** EXERCISE **
Only the number is wanted: how many lines below contain "created"?
**** RECORDS TO PROCESS ****
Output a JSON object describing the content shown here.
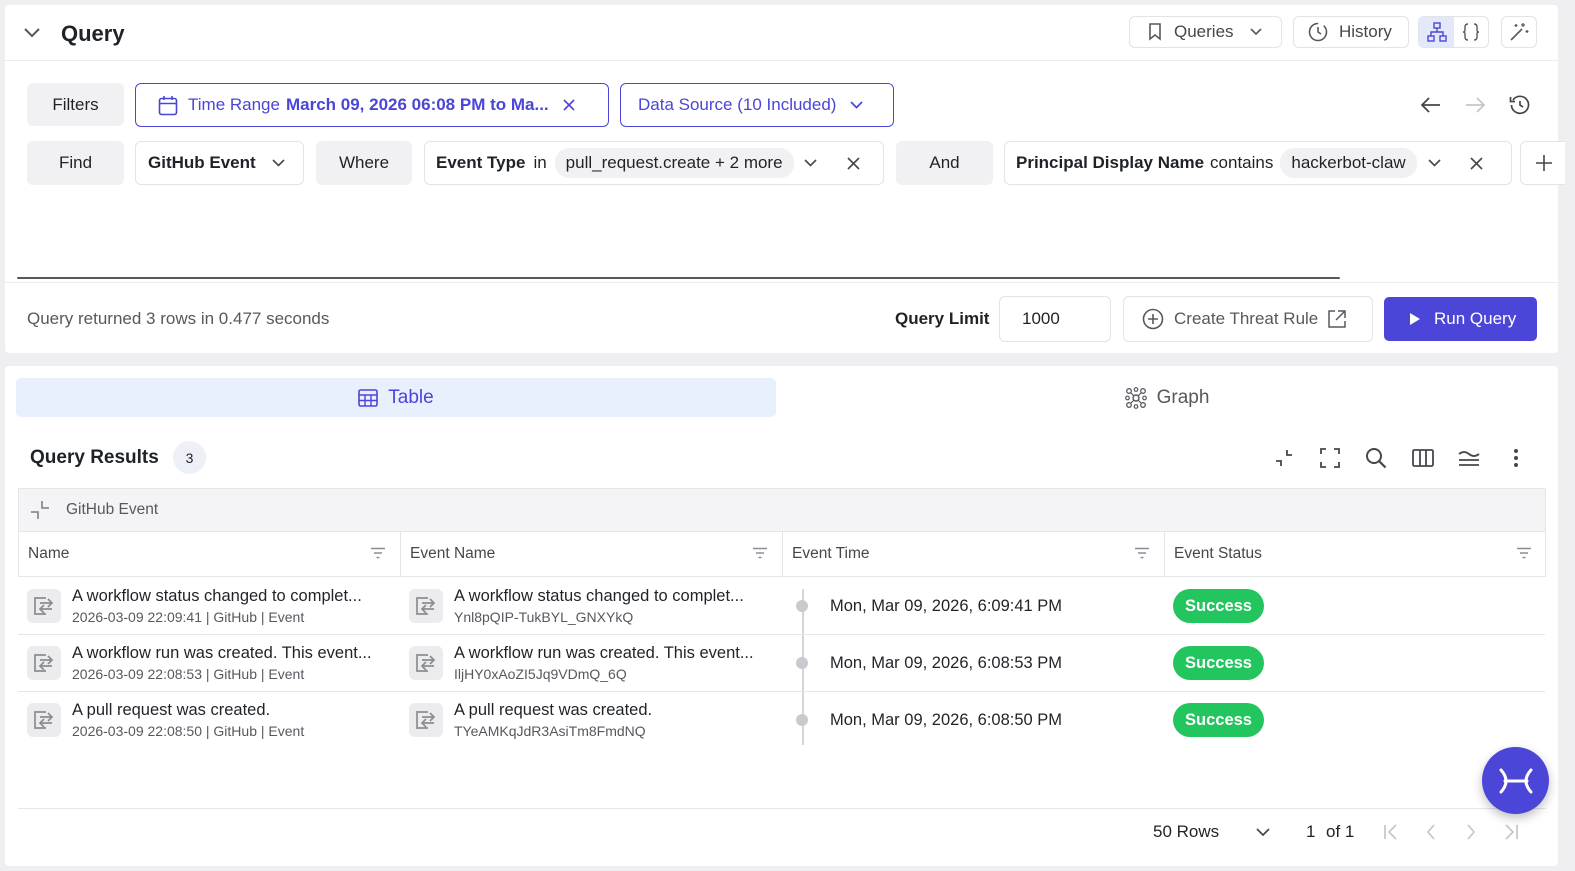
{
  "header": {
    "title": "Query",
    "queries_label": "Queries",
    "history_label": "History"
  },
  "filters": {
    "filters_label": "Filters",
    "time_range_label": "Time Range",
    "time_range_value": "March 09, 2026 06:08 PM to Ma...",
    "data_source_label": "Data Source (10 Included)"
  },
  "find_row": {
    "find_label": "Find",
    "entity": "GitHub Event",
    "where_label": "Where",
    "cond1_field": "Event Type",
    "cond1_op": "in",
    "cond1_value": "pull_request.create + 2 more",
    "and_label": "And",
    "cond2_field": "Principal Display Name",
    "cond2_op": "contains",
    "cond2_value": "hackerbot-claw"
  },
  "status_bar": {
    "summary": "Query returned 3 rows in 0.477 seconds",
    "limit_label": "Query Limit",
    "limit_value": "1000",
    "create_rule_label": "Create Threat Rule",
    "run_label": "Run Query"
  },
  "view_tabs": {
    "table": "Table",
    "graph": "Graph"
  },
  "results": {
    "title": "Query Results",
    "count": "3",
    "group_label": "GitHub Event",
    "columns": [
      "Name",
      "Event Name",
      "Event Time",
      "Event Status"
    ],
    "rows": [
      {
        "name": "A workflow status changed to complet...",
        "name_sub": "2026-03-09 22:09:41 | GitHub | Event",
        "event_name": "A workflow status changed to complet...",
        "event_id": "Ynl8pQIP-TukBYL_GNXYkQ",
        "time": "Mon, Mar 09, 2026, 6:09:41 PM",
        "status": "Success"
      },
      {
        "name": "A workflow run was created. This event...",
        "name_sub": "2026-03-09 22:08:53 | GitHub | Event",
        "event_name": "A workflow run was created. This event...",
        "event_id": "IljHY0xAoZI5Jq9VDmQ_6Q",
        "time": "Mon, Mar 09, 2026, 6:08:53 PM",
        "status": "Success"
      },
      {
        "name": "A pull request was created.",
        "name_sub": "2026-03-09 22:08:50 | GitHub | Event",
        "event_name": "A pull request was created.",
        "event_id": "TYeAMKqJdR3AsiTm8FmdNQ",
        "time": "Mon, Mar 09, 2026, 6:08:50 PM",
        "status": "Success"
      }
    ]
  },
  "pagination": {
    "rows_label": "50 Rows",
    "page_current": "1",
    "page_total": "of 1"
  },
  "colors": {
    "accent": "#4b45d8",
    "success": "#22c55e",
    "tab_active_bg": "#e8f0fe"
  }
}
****
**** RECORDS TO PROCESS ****
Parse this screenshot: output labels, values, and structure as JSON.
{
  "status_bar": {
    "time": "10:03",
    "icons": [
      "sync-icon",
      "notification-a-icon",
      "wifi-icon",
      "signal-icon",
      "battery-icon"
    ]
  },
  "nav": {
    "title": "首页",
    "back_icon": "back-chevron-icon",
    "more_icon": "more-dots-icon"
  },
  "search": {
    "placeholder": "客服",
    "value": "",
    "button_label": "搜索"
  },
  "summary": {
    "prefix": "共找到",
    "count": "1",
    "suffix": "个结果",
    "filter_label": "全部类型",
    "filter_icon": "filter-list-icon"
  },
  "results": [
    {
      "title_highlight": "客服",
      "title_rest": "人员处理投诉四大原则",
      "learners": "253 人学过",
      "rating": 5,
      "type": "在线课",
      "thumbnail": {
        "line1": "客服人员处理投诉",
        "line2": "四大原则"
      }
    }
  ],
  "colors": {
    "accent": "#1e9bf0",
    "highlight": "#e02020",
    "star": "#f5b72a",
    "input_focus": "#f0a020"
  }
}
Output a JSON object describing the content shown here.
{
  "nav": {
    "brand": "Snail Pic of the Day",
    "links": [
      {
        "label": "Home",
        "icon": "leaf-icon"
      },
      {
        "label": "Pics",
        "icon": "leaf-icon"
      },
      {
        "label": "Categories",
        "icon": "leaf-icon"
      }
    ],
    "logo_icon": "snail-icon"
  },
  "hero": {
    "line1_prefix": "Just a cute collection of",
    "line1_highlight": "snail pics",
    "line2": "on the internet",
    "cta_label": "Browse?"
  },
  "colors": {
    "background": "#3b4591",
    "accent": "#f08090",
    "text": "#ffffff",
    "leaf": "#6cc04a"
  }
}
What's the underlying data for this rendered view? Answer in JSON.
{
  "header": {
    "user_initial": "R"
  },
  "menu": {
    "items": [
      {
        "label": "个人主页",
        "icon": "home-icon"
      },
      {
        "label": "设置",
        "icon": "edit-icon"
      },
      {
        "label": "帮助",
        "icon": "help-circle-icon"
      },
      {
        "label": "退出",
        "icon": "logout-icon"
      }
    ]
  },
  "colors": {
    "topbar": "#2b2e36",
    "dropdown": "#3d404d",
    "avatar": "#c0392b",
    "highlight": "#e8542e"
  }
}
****
** ANSWER SPACE **
4